Several features of the Therac-25 are important in understanding the accidents. First, like the Therac-6 and the Therac-20, the Therac-25 is controlled by a PDP 11. However, CMC designed the Therac-25 to take advantage of computer control from the outset; CMC did not build on a stand-alone machine. The Therac-6 and Therac-20 had been designed around machines that already had histories of clinical use without computer control.

In addition, the Therac-25 software has more responsibility for maintaining safety than the software in the previous machines. The Therac-20 has independent protective circuits for monitoring electron-beam scanning, plus mechanical interlocks for policing the machine and ensuring safe operation. The Therac-25 relies more on software for these functions. CMC took advantage of the computer's abilities to control and monitor the hardware and decided not to duplicate all the existing hardware safety mechanisms and interlocks. This approach is becoming more common as companies decide that hardware interlocks and backups are not worth the expense, or they put more faith (perhaps misplaced) on software than on hardware reliability.

Finally some software for the machines was interrelated or reused. In a letter to a Therac-25 user, the CMC quality assurance manager said, "The same Therac-6 package was used by the CMC software people when they started the Therac-25 software. The Therac-20 and Therac-25 software programs were done independently, starting from a common base." Reuse of Therac-6 design features or modules may explain some of the problematic aspects of the Therac-25 software development and design. The quality assurance manager was apparently unaware that some Therac-20 routines were also used in the Therac-25; this was discovered after a bug related to one of the Therac-25 accidents was found in the Therac-20 software.

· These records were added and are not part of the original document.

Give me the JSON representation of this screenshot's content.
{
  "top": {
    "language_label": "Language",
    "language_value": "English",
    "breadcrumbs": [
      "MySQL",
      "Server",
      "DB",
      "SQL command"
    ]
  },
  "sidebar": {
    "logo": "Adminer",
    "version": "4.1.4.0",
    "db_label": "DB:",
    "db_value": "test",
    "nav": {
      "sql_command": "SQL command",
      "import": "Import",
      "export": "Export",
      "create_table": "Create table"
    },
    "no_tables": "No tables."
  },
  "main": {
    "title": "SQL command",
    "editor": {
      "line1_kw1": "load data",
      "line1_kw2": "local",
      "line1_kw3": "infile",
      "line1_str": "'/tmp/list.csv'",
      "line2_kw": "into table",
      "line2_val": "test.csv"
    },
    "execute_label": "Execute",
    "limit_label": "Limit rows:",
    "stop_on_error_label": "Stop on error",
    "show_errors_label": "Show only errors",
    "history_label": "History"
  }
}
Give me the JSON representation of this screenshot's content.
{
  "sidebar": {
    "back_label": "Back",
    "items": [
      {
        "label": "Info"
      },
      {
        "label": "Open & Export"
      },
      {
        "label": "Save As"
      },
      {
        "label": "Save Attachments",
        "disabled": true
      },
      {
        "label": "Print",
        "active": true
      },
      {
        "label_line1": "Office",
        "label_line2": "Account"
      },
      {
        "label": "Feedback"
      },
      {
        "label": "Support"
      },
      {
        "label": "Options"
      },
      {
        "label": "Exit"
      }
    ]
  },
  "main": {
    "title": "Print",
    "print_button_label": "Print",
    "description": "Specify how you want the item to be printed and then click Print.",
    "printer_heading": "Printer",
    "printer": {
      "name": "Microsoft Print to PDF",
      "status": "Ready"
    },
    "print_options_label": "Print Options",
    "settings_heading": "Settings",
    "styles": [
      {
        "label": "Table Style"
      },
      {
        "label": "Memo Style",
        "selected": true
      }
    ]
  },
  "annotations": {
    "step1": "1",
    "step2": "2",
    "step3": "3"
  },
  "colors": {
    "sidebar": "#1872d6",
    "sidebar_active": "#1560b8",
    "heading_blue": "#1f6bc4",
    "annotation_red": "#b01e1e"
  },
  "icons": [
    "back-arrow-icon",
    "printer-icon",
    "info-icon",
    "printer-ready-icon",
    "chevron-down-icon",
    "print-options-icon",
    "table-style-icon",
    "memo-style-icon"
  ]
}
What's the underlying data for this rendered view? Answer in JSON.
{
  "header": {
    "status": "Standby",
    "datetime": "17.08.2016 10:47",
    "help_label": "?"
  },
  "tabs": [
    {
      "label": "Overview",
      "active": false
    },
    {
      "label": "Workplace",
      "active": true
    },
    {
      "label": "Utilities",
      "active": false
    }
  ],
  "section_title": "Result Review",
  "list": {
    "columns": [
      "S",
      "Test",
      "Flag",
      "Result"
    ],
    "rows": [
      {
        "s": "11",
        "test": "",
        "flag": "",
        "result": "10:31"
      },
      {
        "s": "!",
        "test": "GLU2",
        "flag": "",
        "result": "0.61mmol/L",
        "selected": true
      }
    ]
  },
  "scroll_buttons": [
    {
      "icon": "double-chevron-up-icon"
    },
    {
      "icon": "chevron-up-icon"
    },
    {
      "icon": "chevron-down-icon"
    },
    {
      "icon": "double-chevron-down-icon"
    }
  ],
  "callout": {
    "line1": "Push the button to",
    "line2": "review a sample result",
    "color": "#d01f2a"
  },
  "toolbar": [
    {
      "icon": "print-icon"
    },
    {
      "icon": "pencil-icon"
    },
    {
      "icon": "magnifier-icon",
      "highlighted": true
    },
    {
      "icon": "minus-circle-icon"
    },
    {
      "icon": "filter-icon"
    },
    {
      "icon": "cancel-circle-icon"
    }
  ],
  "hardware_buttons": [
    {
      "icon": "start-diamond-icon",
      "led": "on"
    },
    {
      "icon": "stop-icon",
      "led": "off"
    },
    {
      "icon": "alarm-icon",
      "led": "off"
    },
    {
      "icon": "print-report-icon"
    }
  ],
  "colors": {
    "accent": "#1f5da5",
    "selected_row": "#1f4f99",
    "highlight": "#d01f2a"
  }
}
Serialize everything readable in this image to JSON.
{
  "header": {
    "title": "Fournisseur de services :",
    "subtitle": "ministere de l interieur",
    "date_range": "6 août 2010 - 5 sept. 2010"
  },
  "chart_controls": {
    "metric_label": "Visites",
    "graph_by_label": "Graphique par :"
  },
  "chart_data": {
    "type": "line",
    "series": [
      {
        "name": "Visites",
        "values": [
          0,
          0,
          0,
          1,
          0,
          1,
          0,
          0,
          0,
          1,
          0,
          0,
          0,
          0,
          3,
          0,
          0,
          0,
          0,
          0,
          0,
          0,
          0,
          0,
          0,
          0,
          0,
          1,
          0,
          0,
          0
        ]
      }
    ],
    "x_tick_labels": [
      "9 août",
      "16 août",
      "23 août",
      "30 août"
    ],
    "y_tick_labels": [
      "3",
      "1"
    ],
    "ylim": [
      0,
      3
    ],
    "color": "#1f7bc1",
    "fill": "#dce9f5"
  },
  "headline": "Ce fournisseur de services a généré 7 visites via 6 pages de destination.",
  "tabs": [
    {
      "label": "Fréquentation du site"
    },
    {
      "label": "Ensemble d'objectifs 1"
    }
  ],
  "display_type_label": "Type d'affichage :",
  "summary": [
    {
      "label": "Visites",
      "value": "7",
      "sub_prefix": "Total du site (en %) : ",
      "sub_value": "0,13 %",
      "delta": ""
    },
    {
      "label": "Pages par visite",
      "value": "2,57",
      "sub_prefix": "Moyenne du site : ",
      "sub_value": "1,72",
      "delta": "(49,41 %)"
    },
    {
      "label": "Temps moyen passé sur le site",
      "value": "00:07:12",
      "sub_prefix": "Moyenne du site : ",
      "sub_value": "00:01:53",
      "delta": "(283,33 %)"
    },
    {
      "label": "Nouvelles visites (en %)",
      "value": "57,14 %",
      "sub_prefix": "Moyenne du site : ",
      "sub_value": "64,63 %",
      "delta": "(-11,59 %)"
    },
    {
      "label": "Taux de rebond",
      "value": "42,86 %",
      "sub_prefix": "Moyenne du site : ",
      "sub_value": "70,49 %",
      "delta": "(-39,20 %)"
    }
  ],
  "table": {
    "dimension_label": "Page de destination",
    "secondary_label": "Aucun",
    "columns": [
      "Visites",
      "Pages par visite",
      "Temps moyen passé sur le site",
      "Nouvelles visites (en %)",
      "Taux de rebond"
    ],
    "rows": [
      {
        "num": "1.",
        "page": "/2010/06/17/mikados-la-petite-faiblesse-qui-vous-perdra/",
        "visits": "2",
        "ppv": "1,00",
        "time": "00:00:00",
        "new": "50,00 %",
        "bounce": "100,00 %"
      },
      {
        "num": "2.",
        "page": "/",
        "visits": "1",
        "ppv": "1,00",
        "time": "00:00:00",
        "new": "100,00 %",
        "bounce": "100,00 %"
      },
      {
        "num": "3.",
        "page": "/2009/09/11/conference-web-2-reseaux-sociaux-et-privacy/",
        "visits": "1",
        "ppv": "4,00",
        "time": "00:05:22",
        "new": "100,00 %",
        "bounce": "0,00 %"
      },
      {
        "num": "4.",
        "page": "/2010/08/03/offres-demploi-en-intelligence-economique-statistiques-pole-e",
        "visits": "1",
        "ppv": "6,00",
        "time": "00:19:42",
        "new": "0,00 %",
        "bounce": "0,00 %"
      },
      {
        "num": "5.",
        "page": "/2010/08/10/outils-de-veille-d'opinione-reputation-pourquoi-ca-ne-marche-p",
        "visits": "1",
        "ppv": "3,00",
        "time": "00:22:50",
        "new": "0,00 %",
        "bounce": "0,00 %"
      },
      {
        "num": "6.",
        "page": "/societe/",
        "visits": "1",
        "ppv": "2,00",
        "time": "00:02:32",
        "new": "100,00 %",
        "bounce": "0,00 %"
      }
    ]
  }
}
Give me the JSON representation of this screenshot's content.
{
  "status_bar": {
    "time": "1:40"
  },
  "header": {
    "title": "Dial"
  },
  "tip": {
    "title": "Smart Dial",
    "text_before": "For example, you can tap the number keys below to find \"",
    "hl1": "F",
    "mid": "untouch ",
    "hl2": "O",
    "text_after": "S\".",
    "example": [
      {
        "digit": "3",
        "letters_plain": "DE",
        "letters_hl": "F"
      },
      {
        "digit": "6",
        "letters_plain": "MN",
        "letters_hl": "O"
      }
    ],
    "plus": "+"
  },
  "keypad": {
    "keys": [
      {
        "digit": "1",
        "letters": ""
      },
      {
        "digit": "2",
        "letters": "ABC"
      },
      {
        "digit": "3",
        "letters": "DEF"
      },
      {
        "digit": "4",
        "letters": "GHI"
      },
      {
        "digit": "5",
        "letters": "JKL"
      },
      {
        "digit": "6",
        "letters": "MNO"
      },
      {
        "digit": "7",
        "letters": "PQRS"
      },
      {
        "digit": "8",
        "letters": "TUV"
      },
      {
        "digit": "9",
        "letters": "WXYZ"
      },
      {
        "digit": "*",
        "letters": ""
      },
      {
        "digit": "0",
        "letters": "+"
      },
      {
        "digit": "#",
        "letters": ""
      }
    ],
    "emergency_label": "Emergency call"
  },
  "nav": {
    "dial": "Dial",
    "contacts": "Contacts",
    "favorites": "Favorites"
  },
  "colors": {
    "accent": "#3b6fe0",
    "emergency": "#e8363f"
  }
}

CMC produced the first hardwired prototype of the Therac-25 in 1976, and the completely computerized commercial version was available in late 1982. In March 1983, CMC performed a safety analysis on the Therac-25. This analysis was in the form of a fault tree and apparently excluded the software. According the final report, the analysis made several assumptions:

    1. Programming errors have been reduced by extensive testing on a hardware simulator and under field conditions on teletherapy units. Any residual software errors are not included in the analysis.
    2. Program software does not degrade due to wear, fatigue, or reproduction process.
    3. Computer execution errors are caused by faulty hardware components and by "soft" (random) errors induced by alpha particles and electromagnetic noise.

The fault tree resulting from this analysis does appear to include computer failure, although apparently judging from these assumptions, it considers only hardware failures. For example, in one OR gate leading to the event of getting the wrong energy, a box contains "Computer selects wrong energy" and a probability of 10-11 is assigned to this event. For "Computer selects wrong mode," a probability of 4 x 10-9 is given. The report provides no justification of either number.